** Opening Materials provided block **

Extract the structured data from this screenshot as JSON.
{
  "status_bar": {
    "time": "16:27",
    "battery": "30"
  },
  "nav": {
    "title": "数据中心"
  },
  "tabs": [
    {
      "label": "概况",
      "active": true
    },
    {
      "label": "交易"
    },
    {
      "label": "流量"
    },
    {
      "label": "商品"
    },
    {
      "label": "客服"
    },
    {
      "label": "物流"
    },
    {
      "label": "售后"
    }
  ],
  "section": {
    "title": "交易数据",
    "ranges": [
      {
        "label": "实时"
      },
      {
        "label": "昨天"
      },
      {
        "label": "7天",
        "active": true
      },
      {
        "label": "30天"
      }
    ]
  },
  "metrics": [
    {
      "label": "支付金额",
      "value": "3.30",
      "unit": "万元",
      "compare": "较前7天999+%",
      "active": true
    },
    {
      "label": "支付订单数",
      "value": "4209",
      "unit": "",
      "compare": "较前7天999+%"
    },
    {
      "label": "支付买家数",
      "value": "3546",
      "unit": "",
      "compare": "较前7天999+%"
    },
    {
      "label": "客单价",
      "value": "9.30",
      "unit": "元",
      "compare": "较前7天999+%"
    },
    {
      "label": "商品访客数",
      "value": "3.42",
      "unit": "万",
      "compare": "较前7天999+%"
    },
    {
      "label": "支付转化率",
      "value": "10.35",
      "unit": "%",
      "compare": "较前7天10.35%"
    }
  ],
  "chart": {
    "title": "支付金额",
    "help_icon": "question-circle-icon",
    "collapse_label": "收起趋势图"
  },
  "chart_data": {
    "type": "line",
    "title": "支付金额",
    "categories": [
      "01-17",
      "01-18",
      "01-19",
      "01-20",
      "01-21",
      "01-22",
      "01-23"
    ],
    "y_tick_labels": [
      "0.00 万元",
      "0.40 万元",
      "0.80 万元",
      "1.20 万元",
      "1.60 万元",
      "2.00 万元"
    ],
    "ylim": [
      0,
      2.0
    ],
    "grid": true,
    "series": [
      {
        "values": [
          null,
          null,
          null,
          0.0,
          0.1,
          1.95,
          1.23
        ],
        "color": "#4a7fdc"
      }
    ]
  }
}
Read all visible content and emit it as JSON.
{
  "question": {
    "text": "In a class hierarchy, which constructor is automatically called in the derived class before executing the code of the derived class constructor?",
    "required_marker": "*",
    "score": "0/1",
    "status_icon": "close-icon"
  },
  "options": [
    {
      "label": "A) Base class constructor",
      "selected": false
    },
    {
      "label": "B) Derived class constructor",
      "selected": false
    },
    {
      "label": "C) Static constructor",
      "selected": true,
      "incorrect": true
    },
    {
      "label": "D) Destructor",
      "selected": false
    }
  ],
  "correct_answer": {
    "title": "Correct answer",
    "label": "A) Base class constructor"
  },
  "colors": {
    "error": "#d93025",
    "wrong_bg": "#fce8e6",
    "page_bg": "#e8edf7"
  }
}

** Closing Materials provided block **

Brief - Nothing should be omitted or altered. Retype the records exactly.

Result for this exercise -
Extract the structured data from this screenshot as JSON.
{
  "status_bar": {
    "time": "16:27",
    "battery": "30"
  },
  "nav": {
    "title": "数据中心"
  },
  "tabs": [
    {
      "label": "概况",
      "active": true
    },
    {
      "label": "交易"
    },
    {
      "label": "流量"
    },
    {
      "label": "商品"
    },
    {
      "label": "客服"
    },
    {
      "label": "物流"
    },
    {
      "label": "售后"
    }
  ],
  "section": {
    "title": "交易数据",
    "ranges": [
      {
        "label": "实时"
      },
      {
        "label": "昨天"
      },
      {
        "label": "7天",
        "active": true
      },
      {
        "label": "30天"
      }
    ]
  },
  "metrics": [
    {
      "label": "支付金额",
      "value": "3.30",
      "unit": "万元",
      "compare": "较前7天999+%",
      "active": true
    },
    {
      "label": "支付订单数",
      "value": "4209",
      "unit": "",
      "compare": "较前7天999+%"
    },
    {
      "label": "支付买家数",
      "value": "3546",
      "unit": "",
      "compare": "较前7天999+%"
    },
    {
      "label": "客单价",
      "value": "9.30",
      "unit": "元",
      "compare": "较前7天999+%"
    },
    {
      "label": "商品访客数",
      "value": "3.42",
      "unit": "万",
      "compare": "较前7天999+%"
    },
    {
      "label": "支付转化率",
      "value": "10.35",
      "unit": "%",
      "compare": "较前7天10.35%"
    }
  ],
  "chart": {
    "title": "支付金额",
    "help_icon": "question-circle-icon",
    "collapse_label": "收起趋势图"
  },
  "chart_data": {
    "type": "line",
    "title": "支付金额",
    "categories": [
      "01-17",
      "01-18",
      "01-19",
      "01-20",
      "01-21",
      "01-22",
      "01-23"
    ],
    "y_tick_labels": [
      "0.00 万元",
      "0.40 万元",
      "0.80 万元",
      "1.20 万元",
      "1.60 万元",
      "2.00 万元"
    ],
    "ylim": [
      0,
      2.0
    ],
    "grid": true,
    "series": [
      {
        "values": [
          null,
          null,
          null,
          0.0,
          0.1,
          1.95,
          1.23
        ],
        "color": "#4a7fdc"
      }
    ]
  }
}
Read all visible content and emit it as JSON.
{
  "question": {
    "text": "In a class hierarchy, which constructor is automatically called in the derived class before executing the code of the derived class constructor?",
    "required_marker": "*",
    "score": "0/1",
    "status_icon": "close-icon"
  },
  "options": [
    {
      "label": "A) Base class constructor",
      "selected": false
    },
    {
      "label": "B) Derived class constructor",
      "selected": false
    },
    {
      "label": "C) Static constructor",
      "selected": true,
      "incorrect": true
    },
    {
      "label": "D) Destructor",
      "selected": false
    }
  ],
  "correct_answer": {
    "title": "Correct answer",
    "label": "A) Base class constructor"
  },
  "colors": {
    "error": "#d93025",
    "wrong_bg": "#fce8e6",
    "page_bg": "#e8edf7"
  }
}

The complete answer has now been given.